• _Exercise prompt_
Of the lines below, copy those that hold the word "arrow".

• _Information given_
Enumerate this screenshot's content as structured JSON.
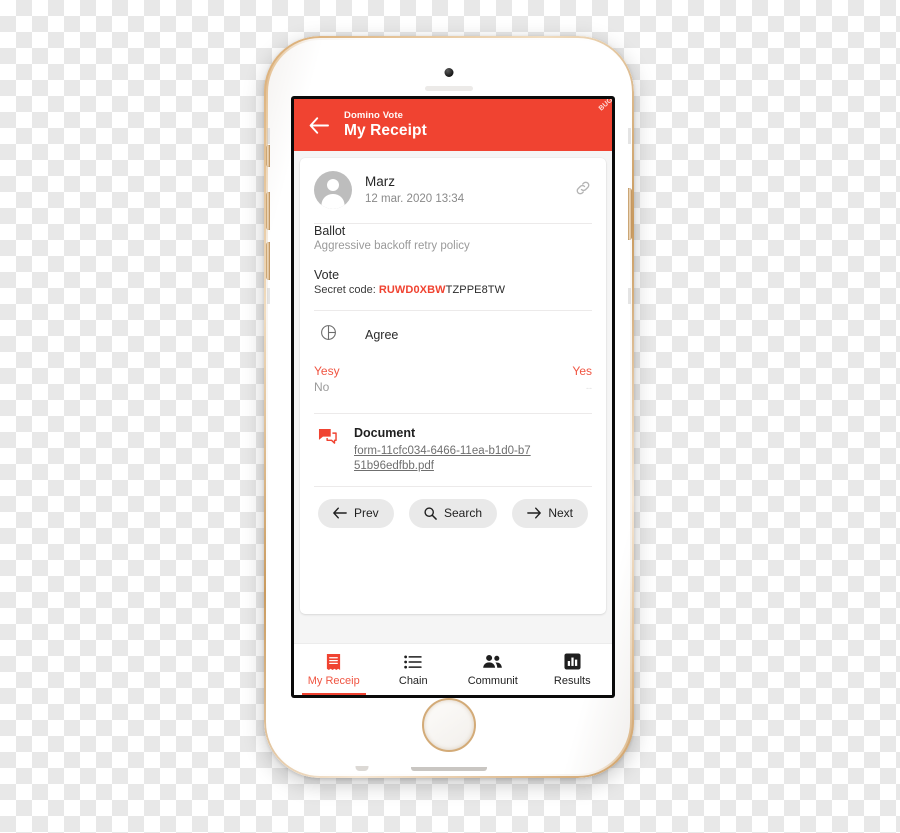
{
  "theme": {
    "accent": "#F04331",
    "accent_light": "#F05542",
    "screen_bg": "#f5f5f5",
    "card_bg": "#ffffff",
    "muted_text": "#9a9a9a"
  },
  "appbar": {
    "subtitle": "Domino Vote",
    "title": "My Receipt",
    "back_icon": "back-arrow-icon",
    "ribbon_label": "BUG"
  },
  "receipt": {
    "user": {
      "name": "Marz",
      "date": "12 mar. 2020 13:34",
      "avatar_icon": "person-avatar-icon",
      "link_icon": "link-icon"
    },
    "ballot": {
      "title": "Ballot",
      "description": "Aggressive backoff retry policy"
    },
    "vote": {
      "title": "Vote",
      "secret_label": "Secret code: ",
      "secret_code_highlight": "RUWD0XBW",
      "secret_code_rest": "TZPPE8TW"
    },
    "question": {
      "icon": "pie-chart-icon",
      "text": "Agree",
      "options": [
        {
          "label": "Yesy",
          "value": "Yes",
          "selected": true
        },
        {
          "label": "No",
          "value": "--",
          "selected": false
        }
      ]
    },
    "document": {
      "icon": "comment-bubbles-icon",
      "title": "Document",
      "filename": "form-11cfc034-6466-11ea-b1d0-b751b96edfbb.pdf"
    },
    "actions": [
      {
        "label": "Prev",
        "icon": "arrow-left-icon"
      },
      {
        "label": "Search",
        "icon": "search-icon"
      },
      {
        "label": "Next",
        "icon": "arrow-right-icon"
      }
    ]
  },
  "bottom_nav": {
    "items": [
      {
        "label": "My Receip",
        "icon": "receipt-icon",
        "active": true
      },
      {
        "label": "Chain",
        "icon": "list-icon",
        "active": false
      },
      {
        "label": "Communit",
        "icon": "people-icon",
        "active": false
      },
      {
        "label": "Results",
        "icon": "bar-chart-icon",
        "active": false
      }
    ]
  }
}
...
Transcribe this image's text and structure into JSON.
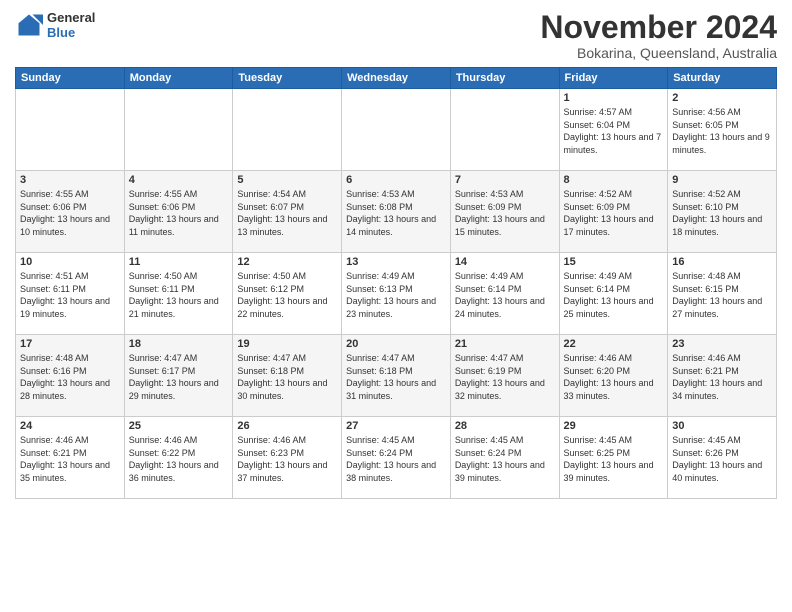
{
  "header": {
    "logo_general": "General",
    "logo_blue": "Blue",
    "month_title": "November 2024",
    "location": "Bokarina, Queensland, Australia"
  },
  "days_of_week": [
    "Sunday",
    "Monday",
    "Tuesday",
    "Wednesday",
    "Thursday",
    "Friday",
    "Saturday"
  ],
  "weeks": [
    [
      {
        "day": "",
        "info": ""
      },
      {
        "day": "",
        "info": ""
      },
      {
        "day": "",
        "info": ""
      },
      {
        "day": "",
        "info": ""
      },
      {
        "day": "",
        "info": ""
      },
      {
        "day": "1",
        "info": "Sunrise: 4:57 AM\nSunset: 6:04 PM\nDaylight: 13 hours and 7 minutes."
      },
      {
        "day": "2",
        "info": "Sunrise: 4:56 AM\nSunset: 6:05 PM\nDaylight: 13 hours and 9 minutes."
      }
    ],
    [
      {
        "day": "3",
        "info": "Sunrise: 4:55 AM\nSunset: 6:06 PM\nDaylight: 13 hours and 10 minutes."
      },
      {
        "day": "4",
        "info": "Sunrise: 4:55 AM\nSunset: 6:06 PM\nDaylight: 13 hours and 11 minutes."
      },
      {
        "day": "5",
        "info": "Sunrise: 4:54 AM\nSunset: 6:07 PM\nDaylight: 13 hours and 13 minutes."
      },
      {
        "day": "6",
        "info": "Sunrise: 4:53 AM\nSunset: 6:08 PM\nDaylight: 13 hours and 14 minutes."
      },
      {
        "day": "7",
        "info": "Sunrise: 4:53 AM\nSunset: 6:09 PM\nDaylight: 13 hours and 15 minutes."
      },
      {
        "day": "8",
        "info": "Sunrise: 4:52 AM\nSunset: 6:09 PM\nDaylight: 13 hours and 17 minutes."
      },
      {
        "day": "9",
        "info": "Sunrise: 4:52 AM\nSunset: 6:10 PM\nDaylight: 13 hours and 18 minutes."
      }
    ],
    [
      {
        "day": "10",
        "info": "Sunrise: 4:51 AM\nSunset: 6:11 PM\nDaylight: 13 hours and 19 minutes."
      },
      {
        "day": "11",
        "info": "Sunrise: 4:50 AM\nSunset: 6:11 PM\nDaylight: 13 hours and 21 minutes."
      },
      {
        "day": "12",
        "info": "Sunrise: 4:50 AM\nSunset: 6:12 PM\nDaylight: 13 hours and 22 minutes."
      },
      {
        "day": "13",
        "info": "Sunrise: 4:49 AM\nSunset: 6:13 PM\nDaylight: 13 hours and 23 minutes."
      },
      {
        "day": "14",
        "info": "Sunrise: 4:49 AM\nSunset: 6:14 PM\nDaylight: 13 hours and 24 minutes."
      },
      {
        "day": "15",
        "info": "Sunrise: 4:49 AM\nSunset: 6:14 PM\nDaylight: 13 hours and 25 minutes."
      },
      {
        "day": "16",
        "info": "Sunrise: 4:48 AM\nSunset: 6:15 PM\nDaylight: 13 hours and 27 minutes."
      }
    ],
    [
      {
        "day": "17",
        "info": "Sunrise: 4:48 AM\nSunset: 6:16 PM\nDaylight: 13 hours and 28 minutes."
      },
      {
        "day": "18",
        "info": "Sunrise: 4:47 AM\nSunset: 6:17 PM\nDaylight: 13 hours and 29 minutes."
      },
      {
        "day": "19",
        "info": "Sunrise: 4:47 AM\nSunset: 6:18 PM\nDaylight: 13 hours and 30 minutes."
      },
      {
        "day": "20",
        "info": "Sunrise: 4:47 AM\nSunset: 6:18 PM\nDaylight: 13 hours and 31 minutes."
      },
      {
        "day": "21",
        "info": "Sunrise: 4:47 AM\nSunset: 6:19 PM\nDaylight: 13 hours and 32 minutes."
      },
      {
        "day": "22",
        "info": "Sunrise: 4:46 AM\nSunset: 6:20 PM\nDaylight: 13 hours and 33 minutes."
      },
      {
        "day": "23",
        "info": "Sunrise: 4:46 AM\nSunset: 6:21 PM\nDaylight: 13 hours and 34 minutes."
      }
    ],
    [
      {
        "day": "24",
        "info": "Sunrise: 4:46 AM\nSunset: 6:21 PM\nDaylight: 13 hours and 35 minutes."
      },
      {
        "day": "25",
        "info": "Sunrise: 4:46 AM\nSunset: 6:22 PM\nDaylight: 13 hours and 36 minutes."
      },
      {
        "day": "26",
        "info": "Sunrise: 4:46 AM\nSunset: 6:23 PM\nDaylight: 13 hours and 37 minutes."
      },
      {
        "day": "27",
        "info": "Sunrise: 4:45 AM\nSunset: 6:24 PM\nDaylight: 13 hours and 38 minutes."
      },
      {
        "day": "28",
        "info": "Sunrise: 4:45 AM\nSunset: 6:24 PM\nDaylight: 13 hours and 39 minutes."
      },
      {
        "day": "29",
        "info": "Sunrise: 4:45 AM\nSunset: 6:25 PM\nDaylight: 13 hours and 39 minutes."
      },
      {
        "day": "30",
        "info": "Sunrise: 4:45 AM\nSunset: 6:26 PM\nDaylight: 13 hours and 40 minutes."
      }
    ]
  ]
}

• _Result_
    "back_icon": "back-arrow-icon",
        "icon": "arrow-left-icon"
        "icon": "arrow-right-icon"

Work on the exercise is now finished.